Our Company

Grain Milling

Oats processing follows the following procedure.

Cleaning and sizing

The oats from the silos are processed through vibrating screens to extract any foreign material.


The oats are then sized by width and length into various grades prior to hulling.


Separation of the outer hull from the inner oat groat is effected by means of centrifugal acceleration. Oats are fed by gravity onto the center of a horizontally spinning disc, which accelerates them towards an outer ring. Groat and hull are separated on impact with this ring. The lighter oat hulls are then aspirated away while the denser oat groats are taken to the next step of processing.


The oat groats then pass through a dry heat treatment.


Following kilning the oats are cut into smaller fractions to enable rolling to produce a range of oat flake thicknesses.  Wholegrain oat flakes do not go through this cutting step.

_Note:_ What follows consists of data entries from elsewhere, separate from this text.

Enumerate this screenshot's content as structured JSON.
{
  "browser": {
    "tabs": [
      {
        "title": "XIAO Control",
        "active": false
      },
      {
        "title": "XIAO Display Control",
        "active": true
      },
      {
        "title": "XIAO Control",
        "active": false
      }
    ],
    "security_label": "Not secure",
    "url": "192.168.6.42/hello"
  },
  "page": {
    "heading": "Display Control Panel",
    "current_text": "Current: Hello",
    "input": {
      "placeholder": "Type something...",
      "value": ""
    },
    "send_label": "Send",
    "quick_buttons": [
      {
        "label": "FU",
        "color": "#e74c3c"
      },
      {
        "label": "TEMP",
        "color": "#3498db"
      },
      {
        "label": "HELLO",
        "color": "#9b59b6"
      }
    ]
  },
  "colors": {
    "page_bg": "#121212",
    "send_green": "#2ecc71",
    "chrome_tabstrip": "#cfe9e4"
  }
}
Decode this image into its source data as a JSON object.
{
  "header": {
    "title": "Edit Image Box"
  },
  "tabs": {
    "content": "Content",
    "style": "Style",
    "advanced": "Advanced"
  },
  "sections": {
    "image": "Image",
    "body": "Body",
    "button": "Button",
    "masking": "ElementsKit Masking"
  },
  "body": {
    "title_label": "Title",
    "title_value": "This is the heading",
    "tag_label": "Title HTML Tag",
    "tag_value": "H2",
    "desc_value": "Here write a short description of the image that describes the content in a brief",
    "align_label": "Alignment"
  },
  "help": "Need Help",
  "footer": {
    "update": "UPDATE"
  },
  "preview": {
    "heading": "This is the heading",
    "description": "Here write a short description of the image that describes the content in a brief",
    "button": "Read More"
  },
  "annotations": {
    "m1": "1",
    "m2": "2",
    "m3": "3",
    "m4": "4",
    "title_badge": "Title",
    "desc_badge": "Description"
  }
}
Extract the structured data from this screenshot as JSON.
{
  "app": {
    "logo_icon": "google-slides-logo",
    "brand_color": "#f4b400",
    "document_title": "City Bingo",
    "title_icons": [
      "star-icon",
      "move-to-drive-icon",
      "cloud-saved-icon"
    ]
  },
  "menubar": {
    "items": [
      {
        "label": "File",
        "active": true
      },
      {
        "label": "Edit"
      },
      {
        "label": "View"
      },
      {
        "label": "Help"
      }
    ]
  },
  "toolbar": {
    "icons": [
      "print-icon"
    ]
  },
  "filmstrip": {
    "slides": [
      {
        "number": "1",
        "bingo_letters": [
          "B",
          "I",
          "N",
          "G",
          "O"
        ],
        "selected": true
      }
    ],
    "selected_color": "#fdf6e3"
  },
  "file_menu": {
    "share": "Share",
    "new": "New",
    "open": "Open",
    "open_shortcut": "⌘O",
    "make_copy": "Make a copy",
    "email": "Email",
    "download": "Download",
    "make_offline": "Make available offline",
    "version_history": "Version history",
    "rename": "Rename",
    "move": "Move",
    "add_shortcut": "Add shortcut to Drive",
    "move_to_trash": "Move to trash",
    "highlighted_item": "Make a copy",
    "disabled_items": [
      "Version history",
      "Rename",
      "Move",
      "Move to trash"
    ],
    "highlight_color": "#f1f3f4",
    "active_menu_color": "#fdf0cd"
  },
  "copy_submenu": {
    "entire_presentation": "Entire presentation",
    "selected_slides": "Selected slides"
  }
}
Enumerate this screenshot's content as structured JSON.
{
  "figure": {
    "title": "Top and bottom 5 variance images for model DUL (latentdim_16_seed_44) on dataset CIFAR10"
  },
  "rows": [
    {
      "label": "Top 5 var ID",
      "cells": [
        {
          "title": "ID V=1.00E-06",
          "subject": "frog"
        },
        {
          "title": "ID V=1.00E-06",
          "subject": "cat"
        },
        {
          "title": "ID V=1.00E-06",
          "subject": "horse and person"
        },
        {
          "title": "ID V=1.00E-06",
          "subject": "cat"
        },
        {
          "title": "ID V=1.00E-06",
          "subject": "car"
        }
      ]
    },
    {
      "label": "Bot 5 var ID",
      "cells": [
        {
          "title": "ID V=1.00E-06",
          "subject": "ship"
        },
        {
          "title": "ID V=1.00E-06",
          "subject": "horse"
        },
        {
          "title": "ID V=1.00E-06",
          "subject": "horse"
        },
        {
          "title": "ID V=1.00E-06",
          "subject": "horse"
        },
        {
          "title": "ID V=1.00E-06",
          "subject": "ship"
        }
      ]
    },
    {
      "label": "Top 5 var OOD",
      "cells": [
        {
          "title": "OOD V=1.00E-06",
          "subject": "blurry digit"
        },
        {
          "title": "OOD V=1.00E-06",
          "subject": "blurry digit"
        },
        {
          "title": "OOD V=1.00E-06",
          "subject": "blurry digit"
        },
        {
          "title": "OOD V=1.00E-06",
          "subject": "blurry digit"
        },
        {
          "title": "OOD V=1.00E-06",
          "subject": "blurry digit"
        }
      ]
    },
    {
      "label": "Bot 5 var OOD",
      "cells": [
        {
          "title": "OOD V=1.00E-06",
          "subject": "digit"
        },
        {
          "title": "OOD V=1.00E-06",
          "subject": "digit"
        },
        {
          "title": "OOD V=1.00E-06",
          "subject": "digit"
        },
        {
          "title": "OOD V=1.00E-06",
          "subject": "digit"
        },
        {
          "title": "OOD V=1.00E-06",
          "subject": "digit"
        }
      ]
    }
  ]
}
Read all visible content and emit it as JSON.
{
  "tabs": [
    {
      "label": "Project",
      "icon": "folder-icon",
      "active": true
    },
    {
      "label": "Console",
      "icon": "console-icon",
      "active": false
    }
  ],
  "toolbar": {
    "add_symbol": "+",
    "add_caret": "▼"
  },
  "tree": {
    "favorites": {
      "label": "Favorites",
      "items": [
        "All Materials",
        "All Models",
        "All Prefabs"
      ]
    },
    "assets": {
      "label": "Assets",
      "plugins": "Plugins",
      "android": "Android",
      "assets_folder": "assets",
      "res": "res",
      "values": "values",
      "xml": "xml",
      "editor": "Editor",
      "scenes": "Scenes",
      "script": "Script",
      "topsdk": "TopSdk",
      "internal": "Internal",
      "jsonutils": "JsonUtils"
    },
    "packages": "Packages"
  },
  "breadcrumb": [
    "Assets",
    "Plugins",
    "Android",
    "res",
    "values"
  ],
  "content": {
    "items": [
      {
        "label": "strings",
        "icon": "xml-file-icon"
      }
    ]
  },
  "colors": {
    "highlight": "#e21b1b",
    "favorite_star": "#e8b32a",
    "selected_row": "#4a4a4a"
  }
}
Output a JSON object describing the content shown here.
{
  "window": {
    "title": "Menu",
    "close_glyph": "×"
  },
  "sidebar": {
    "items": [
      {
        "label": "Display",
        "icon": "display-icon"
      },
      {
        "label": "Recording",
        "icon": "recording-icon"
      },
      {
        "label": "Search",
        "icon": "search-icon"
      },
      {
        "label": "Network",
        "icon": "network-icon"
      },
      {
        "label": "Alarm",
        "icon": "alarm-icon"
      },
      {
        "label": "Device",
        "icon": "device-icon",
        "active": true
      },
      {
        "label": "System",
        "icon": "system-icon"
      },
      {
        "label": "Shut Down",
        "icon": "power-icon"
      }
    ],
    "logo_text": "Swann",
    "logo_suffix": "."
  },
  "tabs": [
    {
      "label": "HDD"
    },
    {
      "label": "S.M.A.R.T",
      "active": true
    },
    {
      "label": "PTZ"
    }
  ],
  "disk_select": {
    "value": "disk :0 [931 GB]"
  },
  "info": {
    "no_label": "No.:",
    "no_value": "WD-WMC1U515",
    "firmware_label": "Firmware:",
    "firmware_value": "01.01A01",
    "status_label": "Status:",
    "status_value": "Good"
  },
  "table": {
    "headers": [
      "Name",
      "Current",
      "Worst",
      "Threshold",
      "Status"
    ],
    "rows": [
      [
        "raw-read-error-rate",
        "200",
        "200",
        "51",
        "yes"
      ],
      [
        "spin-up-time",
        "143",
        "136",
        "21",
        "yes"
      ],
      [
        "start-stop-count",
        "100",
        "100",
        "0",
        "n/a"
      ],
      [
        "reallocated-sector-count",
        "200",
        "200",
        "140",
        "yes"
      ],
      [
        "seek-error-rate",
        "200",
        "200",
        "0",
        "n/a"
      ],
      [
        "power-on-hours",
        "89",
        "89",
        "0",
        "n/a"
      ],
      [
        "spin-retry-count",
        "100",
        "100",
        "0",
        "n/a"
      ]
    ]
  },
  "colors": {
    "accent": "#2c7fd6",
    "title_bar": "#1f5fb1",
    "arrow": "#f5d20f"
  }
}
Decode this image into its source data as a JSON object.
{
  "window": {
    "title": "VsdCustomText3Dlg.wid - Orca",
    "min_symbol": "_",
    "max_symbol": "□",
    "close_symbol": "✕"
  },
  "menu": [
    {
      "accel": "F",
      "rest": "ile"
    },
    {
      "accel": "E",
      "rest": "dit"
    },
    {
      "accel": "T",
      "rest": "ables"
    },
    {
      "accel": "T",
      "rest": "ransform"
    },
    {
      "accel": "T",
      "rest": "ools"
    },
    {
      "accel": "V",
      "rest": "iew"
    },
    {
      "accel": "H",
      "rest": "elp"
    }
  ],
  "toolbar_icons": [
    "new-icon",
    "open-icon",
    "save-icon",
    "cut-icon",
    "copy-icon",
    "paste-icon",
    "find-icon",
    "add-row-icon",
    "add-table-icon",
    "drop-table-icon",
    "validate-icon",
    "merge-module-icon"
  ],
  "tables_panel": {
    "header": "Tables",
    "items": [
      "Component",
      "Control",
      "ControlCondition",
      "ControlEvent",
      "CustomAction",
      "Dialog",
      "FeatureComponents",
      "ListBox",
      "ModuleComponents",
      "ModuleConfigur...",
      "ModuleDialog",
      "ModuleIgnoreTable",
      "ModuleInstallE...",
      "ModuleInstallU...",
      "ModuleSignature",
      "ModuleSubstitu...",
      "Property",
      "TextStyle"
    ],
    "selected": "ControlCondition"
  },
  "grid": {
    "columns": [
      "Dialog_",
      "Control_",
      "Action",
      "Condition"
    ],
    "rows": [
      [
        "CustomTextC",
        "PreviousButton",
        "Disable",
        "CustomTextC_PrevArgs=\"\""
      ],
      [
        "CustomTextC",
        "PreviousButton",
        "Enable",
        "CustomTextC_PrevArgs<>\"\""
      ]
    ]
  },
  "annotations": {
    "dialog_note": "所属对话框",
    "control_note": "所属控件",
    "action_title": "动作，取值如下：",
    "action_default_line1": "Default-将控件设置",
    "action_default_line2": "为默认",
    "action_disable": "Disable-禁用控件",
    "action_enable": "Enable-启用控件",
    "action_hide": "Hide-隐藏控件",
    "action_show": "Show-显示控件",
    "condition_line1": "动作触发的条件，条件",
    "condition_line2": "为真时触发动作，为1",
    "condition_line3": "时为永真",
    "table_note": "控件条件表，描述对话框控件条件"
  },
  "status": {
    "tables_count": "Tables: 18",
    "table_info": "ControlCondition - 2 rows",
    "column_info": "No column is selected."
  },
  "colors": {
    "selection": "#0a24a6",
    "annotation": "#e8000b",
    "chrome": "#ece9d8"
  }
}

Prior to rolling the cut groat is steam cooked at temperatures around 100 degrees C to increase the moisture content and increase the elasticity of the cut groat which enables flakes to be produced.

Final processing

  • Flaking. This process uses two large smooth rolls spinning at the same speed in opposite directions at a controlled distance. Oat flakes, also known as Rolled Oats, have many different sizes, thicknesses, and other characteristics depending on the size of oat groat passed between the rolls. Typically, two sizes of steel cut oats are used to make Scotch, and Rolled Oats, whereas whole oat groats are used to make Traditional Whole Grain. Oat flakes typically range from a thickness of 0.35mm to 1.2mm.
  • Drying. After flaking the oat flakes are dryed to around 11% moisture prior to packing.
  • Packing. Oats are packed on automatic packing machines.

Oat Bran milling

This process takes the oat groats through several roll stands that flatten and separate the bran from the flour (endosperm). The two separate products (flour and bran) get sifted through a gyrating sifter screen to further separate them.